The Doud House dates from the early years of American California. Seasoned infantryman Francis Doud served as orderly and messenger during the state constitutional convention held in Monterey in 1849. He and his wife Ann Kenna, both Irish-born, settled permanently in Monterey, erecting a tiny prefabricated wooden house for their young family on this site during the height of the gold rush, when all able-bodied workers were off chasing their luck. In the 1850s, after moving the original house to the rear for use as a service annex, they built the present structure, one of the most desirable homes in the city, with unrivaled views of Monterey Bay.
Four Monterey cypress trees planted by the Douds still stand on the lower property. In the 1960s, noted landscape architect Florence Yoch (designer of the garden sets for Gone with the Wind and other major movies, as well as of living gardens for leading Hollywood figures) volunteered to redesign the grounds. In subsequent decades, much of her design was overgrown. The Doud House was purchased by the Monterey History and Art Association in 1969. Under the purview of the Historic Garden League and its teams of volunteers, the gardens have been restored. The Historic Garden League continues to maintain the gardens at the Doud House.

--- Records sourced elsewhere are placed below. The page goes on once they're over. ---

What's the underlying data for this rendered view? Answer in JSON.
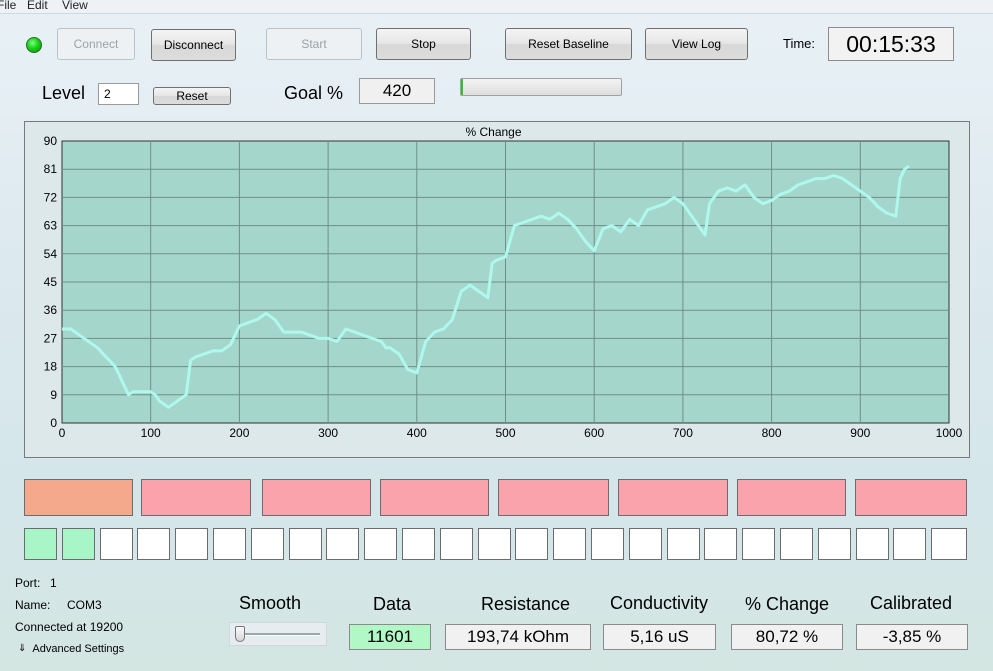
{
  "menu": [
    "File",
    "Edit",
    "View"
  ],
  "toolbar": {
    "connect": "Connect",
    "disconnect": "Disconnect",
    "start": "Start",
    "stop": "Stop",
    "reset_baseline": "Reset Baseline",
    "view_log": "View Log",
    "time_label": "Time:",
    "time_value": "00:15:33"
  },
  "status_led_color": "#19d219",
  "level": {
    "label": "Level",
    "value": "2",
    "reset": "Reset"
  },
  "goal": {
    "label": "Goal %",
    "value": "420",
    "progress_fraction": 0.01
  },
  "chart_data": {
    "type": "line",
    "title": "% Change",
    "xlabel": "",
    "ylabel": "",
    "xlim": [
      0,
      1000
    ],
    "ylim": [
      0,
      90
    ],
    "xticks": [
      0,
      100,
      200,
      300,
      400,
      500,
      600,
      700,
      800,
      900,
      1000
    ],
    "yticks": [
      0,
      9,
      18,
      27,
      36,
      45,
      54,
      63,
      72,
      81,
      90
    ],
    "grid": true,
    "line_color": "#aef8ee",
    "background": "#a5d6cc",
    "series": [
      {
        "x": [
          0,
          10,
          20,
          30,
          40,
          50,
          60,
          70,
          75,
          80,
          90,
          100,
          105,
          110,
          115,
          120,
          125,
          130,
          135,
          140,
          145,
          150,
          160,
          170,
          180,
          190,
          200,
          210,
          220,
          230,
          240,
          250,
          260,
          270,
          280,
          290,
          300,
          310,
          320,
          330,
          340,
          350,
          360,
          365,
          370,
          380,
          390,
          400,
          410,
          420,
          430,
          440,
          450,
          460,
          470,
          480,
          485,
          490,
          500,
          510,
          520,
          530,
          540,
          550,
          560,
          570,
          580,
          590,
          600,
          610,
          620,
          630,
          640,
          650,
          660,
          670,
          680,
          690,
          700,
          710,
          720,
          725,
          730,
          740,
          750,
          760,
          770,
          780,
          790,
          800,
          810,
          820,
          830,
          840,
          850,
          860,
          870,
          880,
          890,
          900,
          910,
          920,
          930,
          940,
          945,
          950,
          955
        ],
        "y": [
          30,
          30,
          28,
          26,
          24,
          21,
          18,
          12,
          9,
          10,
          10,
          10,
          9,
          7,
          6,
          5,
          6,
          7,
          8,
          9,
          20,
          21,
          22,
          23,
          23,
          25,
          31,
          32,
          33,
          35,
          33,
          29,
          29,
          29,
          28,
          27,
          27,
          26,
          30,
          29,
          28,
          27,
          26,
          24,
          24,
          22,
          17,
          16,
          26,
          29,
          30,
          33,
          42,
          44,
          42,
          40,
          51,
          52,
          53,
          63,
          64,
          65,
          66,
          65,
          67,
          65,
          62,
          58,
          55,
          62,
          63,
          61,
          65,
          63,
          68,
          69,
          70,
          72,
          70,
          66,
          62,
          60,
          70,
          74,
          75,
          74,
          76,
          72,
          70,
          71,
          73,
          74,
          76,
          77,
          78,
          78,
          79,
          78,
          76,
          74,
          72,
          69,
          67,
          66,
          78,
          81,
          82
        ]
      }
    ]
  },
  "level_blocks": [
    {
      "color": "#f5a98c"
    },
    {
      "color": "#fba3ad"
    },
    {
      "color": "#fba3ad"
    },
    {
      "color": "#fba3ad"
    },
    {
      "color": "#fba3ad"
    },
    {
      "color": "#fba3ad"
    },
    {
      "color": "#fba3ad"
    },
    {
      "color": "#fba3ad"
    }
  ],
  "indicator_squares": {
    "count": 25,
    "active": 2,
    "active_color": "#a8f5c8",
    "inactive_color": "#ffffff"
  },
  "info": {
    "port_label": "Port:",
    "port_value": "1",
    "name_label": "Name:",
    "name_value": "COM3",
    "connected": "Connected at 19200",
    "advanced": "Advanced Settings"
  },
  "readouts": {
    "smooth_label": "Smooth",
    "data_label": "Data",
    "data_value": "11601",
    "data_color": "#b2f8c6",
    "resistance_label": "Resistance",
    "resistance_value": "193,74 kOhm",
    "conductivity_label": "Conductivity",
    "conductivity_value": "5,16 uS",
    "change_label": "% Change",
    "change_value": "80,72 %",
    "calibrated_label": "Calibrated",
    "calibrated_value": "-3,85 %"
  }
}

Four Monterey cypress trees planted by the Douds still stand on the lower property. A beautiful “Bella Portugal” climbing rose and Chinese wisteria intertwine on a pergola, part of the plan for the garden by noted landscape architect, Florence Yoch. The garden has been renovated several times by the Historic Garden League, and HGL volunteers continue to maintain this Victorian charmer.